Task data:
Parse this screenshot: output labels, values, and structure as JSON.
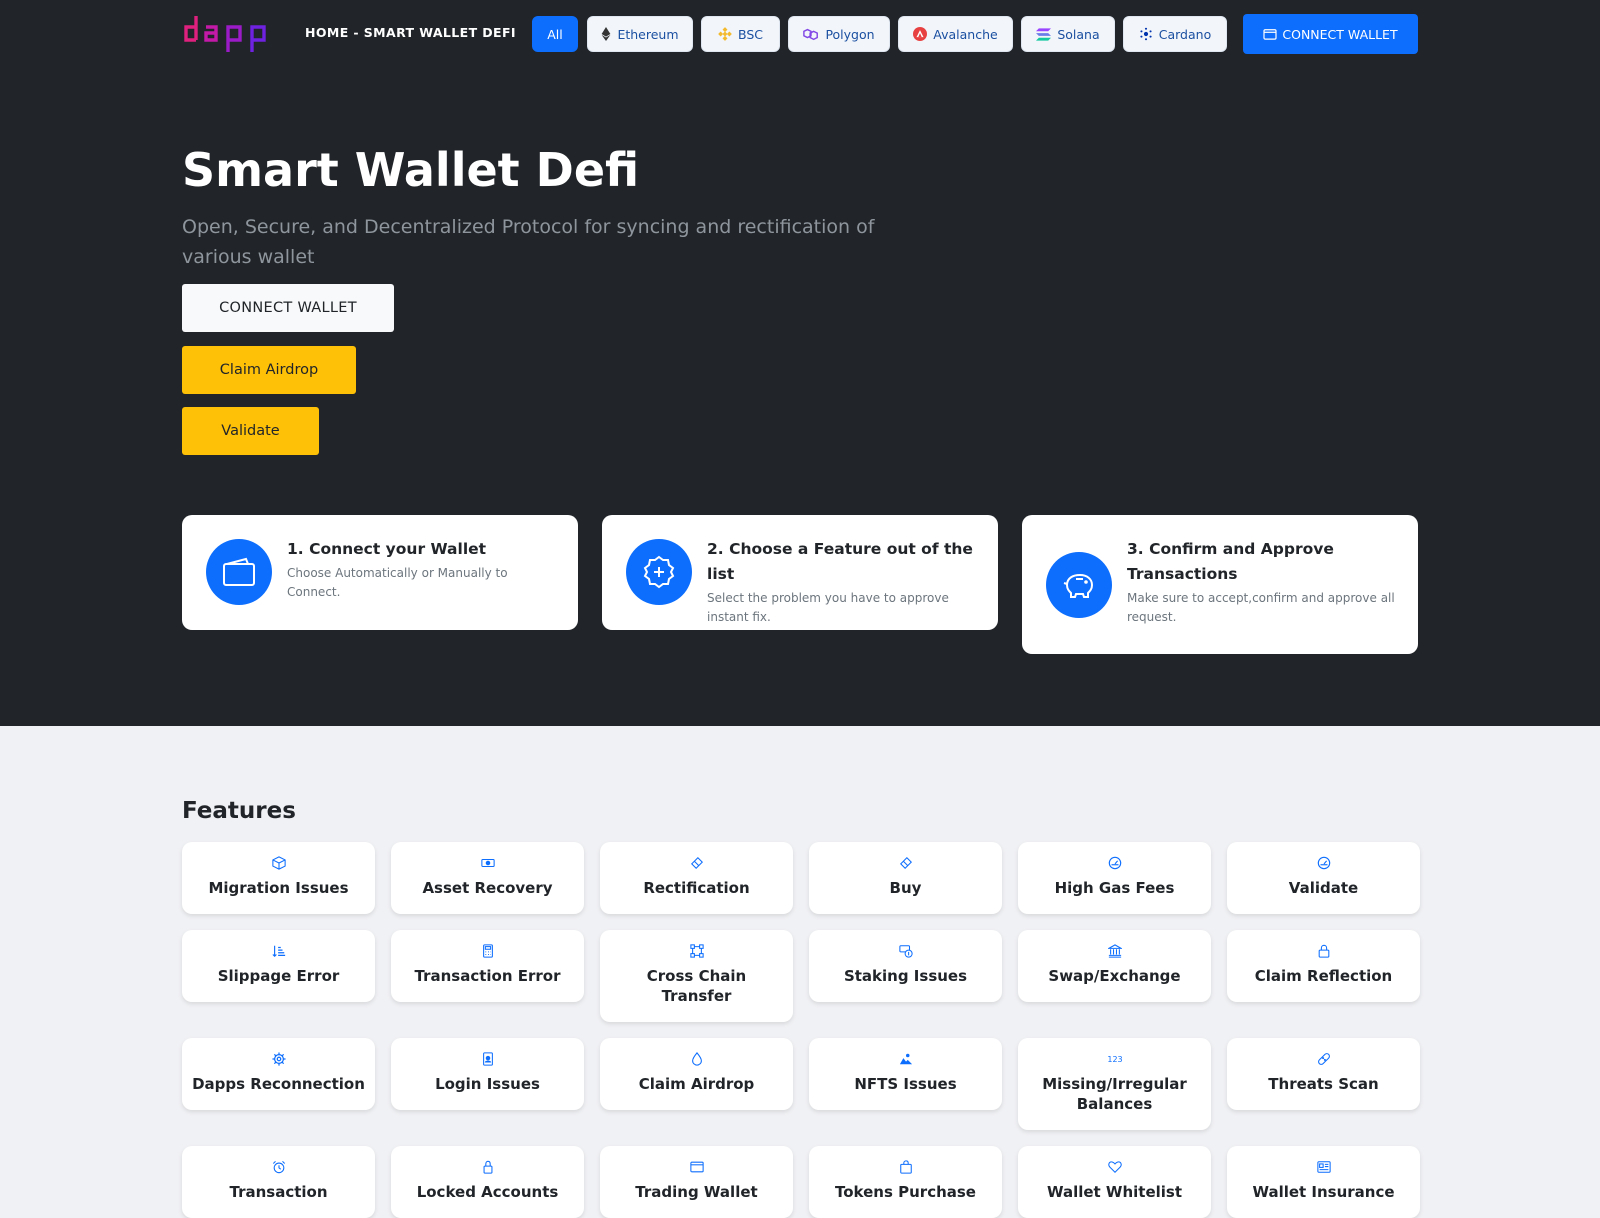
{
  "header": {
    "title": "HOME - SMART WALLET DEFI",
    "chains": [
      {
        "label": "All",
        "icon": "none",
        "active": true
      },
      {
        "label": "Ethereum",
        "icon": "ethereum-icon"
      },
      {
        "label": "BSC",
        "icon": "bsc-icon"
      },
      {
        "label": "Polygon",
        "icon": "polygon-icon"
      },
      {
        "label": "Avalanche",
        "icon": "avalanche-icon"
      },
      {
        "label": "Solana",
        "icon": "solana-icon"
      },
      {
        "label": "Cardano",
        "icon": "cardano-icon"
      }
    ],
    "connect_label": "CONNECT WALLET"
  },
  "hero": {
    "title": "Smart Wallet Defi",
    "subtitle": "Open, Secure, and Decentralized Protocol for syncing and rectification of various wallet",
    "buttons": {
      "connect": "CONNECT WALLET",
      "claim": "Claim Airdrop",
      "validate": "Validate"
    }
  },
  "steps": [
    {
      "title": "1. Connect your Wallet",
      "desc": "Choose Automatically or Manually to Connect.",
      "icon": "wallet-icon"
    },
    {
      "title": "2. Choose a Feature out of the list",
      "desc": "Select the problem you have to approve instant fix.",
      "icon": "plus-badge-icon"
    },
    {
      "title": "3. Confirm and Approve Transactions",
      "desc": "Make sure to accept,confirm and approve all request.",
      "icon": "piggy-bank-icon"
    }
  ],
  "features": {
    "heading": "Features",
    "items": [
      {
        "label": "Migration Issues",
        "icon": "box-icon"
      },
      {
        "label": "Asset Recovery",
        "icon": "cash-icon"
      },
      {
        "label": "Rectification",
        "icon": "eraser-icon"
      },
      {
        "label": "Buy",
        "icon": "tag-icon"
      },
      {
        "label": "High Gas Fees",
        "icon": "speedometer-icon"
      },
      {
        "label": "Validate",
        "icon": "speedometer-icon"
      },
      {
        "label": "Slippage Error",
        "icon": "sort-icon"
      },
      {
        "label": "Transaction Error",
        "icon": "calculator-icon"
      },
      {
        "label": "Cross Chain Transfer",
        "icon": "bezier-icon"
      },
      {
        "label": "Staking Issues",
        "icon": "coins-icon"
      },
      {
        "label": "Swap/Exchange",
        "icon": "bank-icon"
      },
      {
        "label": "Claim Reflection",
        "icon": "lock-icon"
      },
      {
        "label": "Dapps Reconnection",
        "icon": "gear-icon"
      },
      {
        "label": "Login Issues",
        "icon": "id-badge-icon"
      },
      {
        "label": "Claim Airdrop",
        "icon": "droplet-icon"
      },
      {
        "label": "NFTS Issues",
        "icon": "image-icon"
      },
      {
        "label": "Missing/Irregular Balances",
        "icon": "numbers-123-icon"
      },
      {
        "label": "Threats Scan",
        "icon": "bandaid-icon"
      },
      {
        "label": "Transaction",
        "icon": "alarm-icon"
      },
      {
        "label": "Locked Accounts",
        "icon": "lock-icon"
      },
      {
        "label": "Trading Wallet",
        "icon": "window-icon"
      },
      {
        "label": "Tokens Purchase",
        "icon": "bag-icon"
      },
      {
        "label": "Wallet Whitelist",
        "icon": "heart-icon"
      },
      {
        "label": "Wallet Insurance",
        "icon": "newspaper-icon"
      }
    ]
  },
  "colors": {
    "dark_bg": "#212529",
    "primary": "#0d6efd",
    "warning": "#ffc107",
    "light_bg": "#f0f1f4",
    "logo": "#d11fb4"
  }
}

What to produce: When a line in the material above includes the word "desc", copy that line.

Answer section:
      "desc": "Choose Automatically or Manually to Connect.",
      "desc": "Select the problem you have to approve instant fix.",
      "desc": "Make sure to accept,confirm and approve all request.",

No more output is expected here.